The MET. The Parable of the Father and His Two Sons in the Vineyard
Artist: Georg Pencz (German, Wroclaw ca. 1500–1550 Leipzig)

Zephaniah 3:1-2, 9-13     
Psalm 34: 1-8, 15-22     
Matthew 21: 28-32

The Parable of the Two Sons

What do you think? A man had two sons; he went to the first and said, “Son, go and work in the vineyards today.” He answered, “I will not”; but later he changed his mind and went. The father went to the second and said the same; and he answered, “I go, sir”; but he did not go. Which of the two did the will of his father? They said, “The first.” Jesus said to them, “Truly I tell you; the tax-collectors and the prostitutes are going into the kingdom of God ahead of you. For John came to you in the way of righteousness and you did not believe him, but the tax-collectors and the prostitutes believed him; and even after you saw it, you did not change your minds and believe him.”

Love invites us to change our mind. No matter who we are and where we are in life, God’s offer to “go and work in the vineyard” is open to all. The vineyard is God’s kingdom, the territory of our own hearts. It is the place within where we arrive at a new story of ourselves.  But we need to be willing to change, to be shifted out of ourselves. 

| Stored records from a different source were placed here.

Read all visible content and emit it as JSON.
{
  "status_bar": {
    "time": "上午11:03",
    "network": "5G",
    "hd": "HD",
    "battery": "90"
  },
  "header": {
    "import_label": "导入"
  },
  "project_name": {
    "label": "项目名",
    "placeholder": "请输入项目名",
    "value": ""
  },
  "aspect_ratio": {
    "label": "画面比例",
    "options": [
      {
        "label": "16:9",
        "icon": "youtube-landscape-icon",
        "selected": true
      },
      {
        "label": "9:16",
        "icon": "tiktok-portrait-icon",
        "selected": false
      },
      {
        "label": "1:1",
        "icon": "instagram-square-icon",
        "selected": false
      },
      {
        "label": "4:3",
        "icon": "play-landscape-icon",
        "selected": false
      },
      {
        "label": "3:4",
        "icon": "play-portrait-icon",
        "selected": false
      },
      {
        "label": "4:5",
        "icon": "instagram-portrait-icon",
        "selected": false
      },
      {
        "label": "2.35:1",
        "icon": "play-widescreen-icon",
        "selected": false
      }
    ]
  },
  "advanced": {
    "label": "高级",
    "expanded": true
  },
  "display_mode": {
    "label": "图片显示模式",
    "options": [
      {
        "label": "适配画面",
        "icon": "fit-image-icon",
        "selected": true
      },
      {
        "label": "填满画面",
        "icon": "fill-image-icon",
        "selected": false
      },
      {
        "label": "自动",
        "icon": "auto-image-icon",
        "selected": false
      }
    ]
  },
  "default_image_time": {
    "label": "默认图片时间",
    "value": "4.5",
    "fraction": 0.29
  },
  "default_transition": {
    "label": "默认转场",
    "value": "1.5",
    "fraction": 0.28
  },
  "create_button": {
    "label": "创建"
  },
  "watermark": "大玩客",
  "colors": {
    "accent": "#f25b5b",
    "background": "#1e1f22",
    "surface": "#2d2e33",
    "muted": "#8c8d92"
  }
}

But change is hard. ‘‘We can’t accept God’s invitation to help create a new story unless we are willing to take action. We become partners with God when we act in unfamiliar, untested ways.” (Jim Antal, Climate Church, Climate World: How People of Faith Must Work for Change, Rowman & Littlefield, 2018). It is work to not only think differently but to do differently. It is work to let go of an old life run on self-will and to create a new life shaped by God’s will, and God’s love. How can we do this? 

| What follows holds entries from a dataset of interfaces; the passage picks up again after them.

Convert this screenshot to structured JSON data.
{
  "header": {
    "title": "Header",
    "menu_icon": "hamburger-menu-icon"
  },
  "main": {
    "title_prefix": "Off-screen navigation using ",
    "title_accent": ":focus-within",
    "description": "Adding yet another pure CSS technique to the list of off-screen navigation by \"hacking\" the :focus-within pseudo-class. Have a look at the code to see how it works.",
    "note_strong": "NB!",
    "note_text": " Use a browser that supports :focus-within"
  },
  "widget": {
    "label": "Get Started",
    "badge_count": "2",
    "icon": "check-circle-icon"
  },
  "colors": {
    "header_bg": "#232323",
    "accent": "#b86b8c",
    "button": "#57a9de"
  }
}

In Jesus’ time it was John, coming “in the way of righteousness”, who pointed the way. In our time – in this time of Advent – it is Jesus himself. How do we see the birth of Christ as an invitation to change, both within our hearts and within our world? What is the story that God is waiting to help you write?

Leah Postman